### Brief
From the first line to the last, restate the data word for word.

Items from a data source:
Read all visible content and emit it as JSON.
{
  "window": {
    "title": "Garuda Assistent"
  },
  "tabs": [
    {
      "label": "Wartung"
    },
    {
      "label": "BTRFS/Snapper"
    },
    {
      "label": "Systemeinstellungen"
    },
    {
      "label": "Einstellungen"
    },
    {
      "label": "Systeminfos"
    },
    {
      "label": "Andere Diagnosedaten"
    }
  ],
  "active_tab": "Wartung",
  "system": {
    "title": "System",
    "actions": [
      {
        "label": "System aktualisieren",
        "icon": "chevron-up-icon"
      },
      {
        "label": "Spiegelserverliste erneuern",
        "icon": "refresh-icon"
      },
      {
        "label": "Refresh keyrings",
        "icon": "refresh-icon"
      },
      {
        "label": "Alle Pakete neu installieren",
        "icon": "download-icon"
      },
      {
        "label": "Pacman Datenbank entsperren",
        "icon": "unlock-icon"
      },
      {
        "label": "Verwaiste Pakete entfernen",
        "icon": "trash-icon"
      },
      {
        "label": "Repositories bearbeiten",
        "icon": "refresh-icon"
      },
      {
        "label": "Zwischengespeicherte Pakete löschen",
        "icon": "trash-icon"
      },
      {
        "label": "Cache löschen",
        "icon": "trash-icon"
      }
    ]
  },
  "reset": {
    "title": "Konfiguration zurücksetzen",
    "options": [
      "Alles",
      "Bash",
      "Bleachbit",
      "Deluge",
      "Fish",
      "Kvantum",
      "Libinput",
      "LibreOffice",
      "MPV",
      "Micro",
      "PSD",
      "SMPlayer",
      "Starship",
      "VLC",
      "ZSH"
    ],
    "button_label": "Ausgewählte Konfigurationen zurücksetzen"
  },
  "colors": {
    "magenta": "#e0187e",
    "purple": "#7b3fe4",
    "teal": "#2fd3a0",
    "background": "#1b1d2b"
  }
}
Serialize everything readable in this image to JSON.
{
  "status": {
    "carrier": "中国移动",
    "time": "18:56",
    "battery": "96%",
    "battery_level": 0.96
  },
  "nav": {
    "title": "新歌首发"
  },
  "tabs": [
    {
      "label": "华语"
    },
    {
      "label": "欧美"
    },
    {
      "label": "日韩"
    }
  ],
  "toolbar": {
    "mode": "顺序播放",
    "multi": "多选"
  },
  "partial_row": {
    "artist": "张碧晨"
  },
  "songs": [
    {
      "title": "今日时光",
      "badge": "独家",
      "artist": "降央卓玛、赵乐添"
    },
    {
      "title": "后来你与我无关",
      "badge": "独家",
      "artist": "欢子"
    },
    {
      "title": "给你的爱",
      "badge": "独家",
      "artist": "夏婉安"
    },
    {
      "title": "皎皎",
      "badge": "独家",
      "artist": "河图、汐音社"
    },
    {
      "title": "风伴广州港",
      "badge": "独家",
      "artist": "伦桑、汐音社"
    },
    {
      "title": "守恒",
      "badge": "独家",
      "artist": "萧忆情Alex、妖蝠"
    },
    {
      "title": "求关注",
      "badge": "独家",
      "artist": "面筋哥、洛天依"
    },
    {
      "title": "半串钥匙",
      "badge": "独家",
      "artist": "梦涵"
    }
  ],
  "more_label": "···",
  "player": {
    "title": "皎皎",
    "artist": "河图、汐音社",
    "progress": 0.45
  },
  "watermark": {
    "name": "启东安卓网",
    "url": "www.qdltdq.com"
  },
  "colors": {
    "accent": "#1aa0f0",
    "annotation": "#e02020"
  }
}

### Solution to this exercise
Read all visible content and emit it as JSON.
{
  "window": {
    "title": "Garuda Assistent"
  },
  "tabs": [
    {
      "label": "Wartung"
    },
    {
      "label": "BTRFS/Snapper"
    },
    {
      "label": "Systemeinstellungen"
    },
    {
      "label": "Einstellungen"
    },
    {
      "label": "Systeminfos"
    },
    {
      "label": "Andere Diagnosedaten"
    }
  ],
  "active_tab": "Wartung",
  "system": {
    "title": "System",
    "actions": [
      {
        "label": "System aktualisieren",
        "icon": "chevron-up-icon"
      },
      {
        "label": "Spiegelserverliste erneuern",
        "icon": "refresh-icon"
      },
      {
        "label": "Refresh keyrings",
        "icon": "refresh-icon"
      },
      {
        "label": "Alle Pakete neu installieren",
        "icon": "download-icon"
      },
      {
        "label": "Pacman Datenbank entsperren",
        "icon": "unlock-icon"
      },
      {
        "label": "Verwaiste Pakete entfernen",
        "icon": "trash-icon"
      },
      {
        "label": "Repositories bearbeiten",
        "icon": "refresh-icon"
      },
      {
        "label": "Zwischengespeicherte Pakete löschen",
        "icon": "trash-icon"
      },
      {
        "label": "Cache löschen",
        "icon": "trash-icon"
      }
    ]
  },
  "reset": {
    "title": "Konfiguration zurücksetzen",
    "options": [
      "Alles",
      "Bash",
      "Bleachbit",
      "Deluge",
      "Fish",
      "Kvantum",
      "Libinput",
      "LibreOffice",
      "MPV",
      "Micro",
      "PSD",
      "SMPlayer",
      "Starship",
      "VLC",
      "ZSH"
    ],
    "button_label": "Ausgewählte Konfigurationen zurücksetzen"
  },
  "colors": {
    "magenta": "#e0187e",
    "purple": "#7b3fe4",
    "teal": "#2fd3a0",
    "background": "#1b1d2b"
  }
}
Serialize everything readable in this image to JSON.
{
  "status": {
    "carrier": "中国移动",
    "time": "18:56",
    "battery": "96%",
    "battery_level": 0.96
  },
  "nav": {
    "title": "新歌首发"
  },
  "tabs": [
    {
      "label": "华语"
    },
    {
      "label": "欧美"
    },
    {
      "label": "日韩"
    }
  ],
  "toolbar": {
    "mode": "顺序播放",
    "multi": "多选"
  },
  "partial_row": {
    "artist": "张碧晨"
  },
  "songs": [
    {
      "title": "今日时光",
      "badge": "独家",
      "artist": "降央卓玛、赵乐添"
    },
    {
      "title": "后来你与我无关",
      "badge": "独家",
      "artist": "欢子"
    },
    {
      "title": "给你的爱",
      "badge": "独家",
      "artist": "夏婉安"
    },
    {
      "title": "皎皎",
      "badge": "独家",
      "artist": "河图、汐音社"
    },
    {
      "title": "风伴广州港",
      "badge": "独家",
      "artist": "伦桑、汐音社"
    },
    {
      "title": "守恒",
      "badge": "独家",
      "artist": "萧忆情Alex、妖蝠"
    },
    {
      "title": "求关注",
      "badge": "独家",
      "artist": "面筋哥、洛天依"
    },
    {
      "title": "半串钥匙",
      "badge": "独家",
      "artist": "梦涵"
    }
  ],
  "more_label": "···",
  "player": {
    "title": "皎皎",
    "artist": "河图、汐音社",
    "progress": 0.45
  },
  "watermark": {
    "name": "启东安卓网",
    "url": "www.qdltdq.com"
  },
  "colors": {
    "accent": "#1aa0f0",
    "annotation": "#e02020"
  }
}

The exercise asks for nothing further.